This is abundantly clear in the gospel reading. The leaders of the church - the equivalents of clergy, churchwardens and PCC's in our day- thought they had it sorted. To raise the great amounts of money required to maintain the vast and beautiful Temple they had money making schemes. They forbade Roman money in the temple as unclean, and required all visitors to change their Roman money for Temple shekels, charging an expensive exchange rate. The shekels were then needed to pay a temple tax - an admission fee, if you like - and to pay for the goods on sale in the temple courts. Birds and animals for the offerings were much more expensive here than in the market, but it was likely that the priests would not accept a market purchase as pure enough, so better to pay the extra than risk having to pay twice.
Now I'm not saying there was anything wrong in raising money to pay for the upkeep of the building. It is right to keep a place of worship in good condition, worthy of worship and glorifying God. But the problem lies in the transition between relying on God's wisdom and guidance for how to raise and manage the money, and thinking that we are wise enough to know for ourselves what is best. We begin to make choices based on human preference and very soon God's place of worship has become a human institution with human priorities. In the case of the Temple, these priorities had become selfish and exploitative. They were directed at raising money, not at enhancing worship. Raising money without focussing first and wholeheartedly on worshipping the Lord our God is folly. If worship is not our purpose then we are raising the money for ourselves and we've lost sight of what matters. This happened at the Temple and it hurt Jesus deeply. His own Fathers house was being managed by people who did not pay attention to his father! It was being managed by people who in their own human wisdom thought they were doing a great job. They were raising lots of money for God's temple in an effective way - it didn't occur to them that there could be anything wrong with that. But what Jesus saw was a group of people who were making their mark but not listening to God; a group of people committed to the care of the building but not paying proper attention to the Lord who dwelt there. Their priorities were all wrong. He was furious and showed them this, symbolically crashing their human money focussed priorities down to the ground. Did that look like a foolish act? Certainly, to the temple authorities. But God's foolishness is wiser than human wisdom.

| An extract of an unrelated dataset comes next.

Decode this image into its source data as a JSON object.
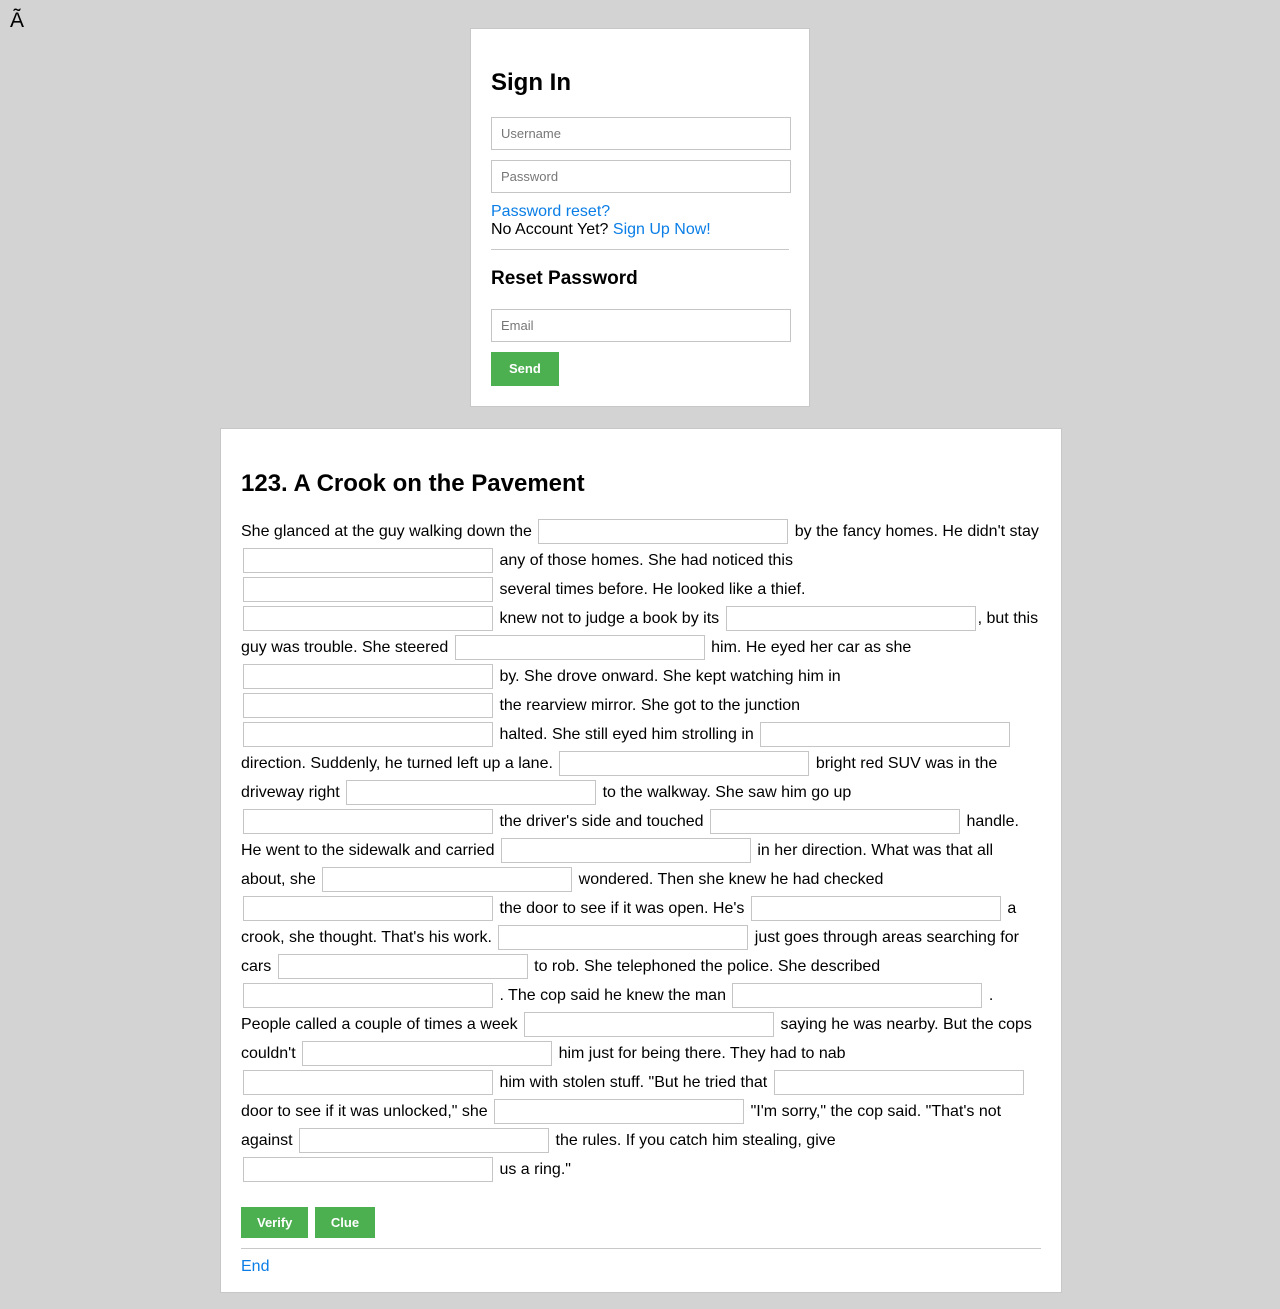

Jesus compounded this foolishness in his declaration that this temple could be destroyed and he would rebuild it in three days. The authorities saw only the building that they were so very committed to. They couldn't imagine that building coming down. For them it was unthinkable, unimaginable. They saw the temple as their point of stability and safety. It was all about the temple for them, but the temple was strong. It couldn't possibly be destroyed. They imagined it existing forever - or at least, beyond their lifetimes and that of their children, which is what most people really meant by forever. They had no concept, none at all, of God's business being separate from the building. They had created this beautiful human built edifice to contain God, and they expected to find God there. It was all about the building and they, by their human efforts, would keep that building safe. To speak of destruction sounded like nonsense.
Of course, we approach that story with the benefit of hindsight. We know that the temple was not made to last, that indeed it only had another forty years before it would be destroyed - and not rebuilt. We also know that Jesus meant his own body when he referred to destroying this temple. The dwelling place of God was no longer in a building but in a man. To the human hearer, Jesus' assertion about his bodily destruction sounds like the greatest folly of all. Paul wrote: "For the message about the cross is foolishness to those who are perishing, but to us who are being saved it is the power of God." By any human logic, the cross does not make sense. It only makes sense seen through the explanation God offers through the wisdom of the Holy Spirit. In the cross Jesus showed us how to accept death, defeat and destruction, and in the resurrection he shows us what lies beyond that destruction for those who truly worship him.
Our priority must be to worship God. However odd it sounds to those who are aware of the need to fix roofs damaged by lead thieves, or organs, or to ensure that works generated by quinquennial inspections can be paid for, these things are not our first priority, not even second or third. If we manage our money with such things as priorities then we are acting according to human wisdom. That is not good enough. We are as deserving of Jesus turning the tables on us as the temple authorities were. Rather, we must seek first God's Kingdom, and worship Him. It is not for us to focus on buildings as though they matter to God. Jesus told Peter that he, Jesus, would build his church. Not us. Jesus is the builder and we are the workforce taking his directions. If we don't work according to his priorities then the edifices we try to build and preserve according to our own wisdom will crumble and fall as thoroughly as the temple did in AD70. Jesus' design for his church is not about buildings or institutions, not about committees, meetings or minutes, not about processes set out in rule books or having reserves of money in case the tower falls down. His design is not one that human wisdom would ever come up with. It is about people, living in grace, trusting God to provide for them, being obedient to his command to love him first before all else.
God's foolishness is wiser than human wisdom, and God's weakness is stronger than human strength.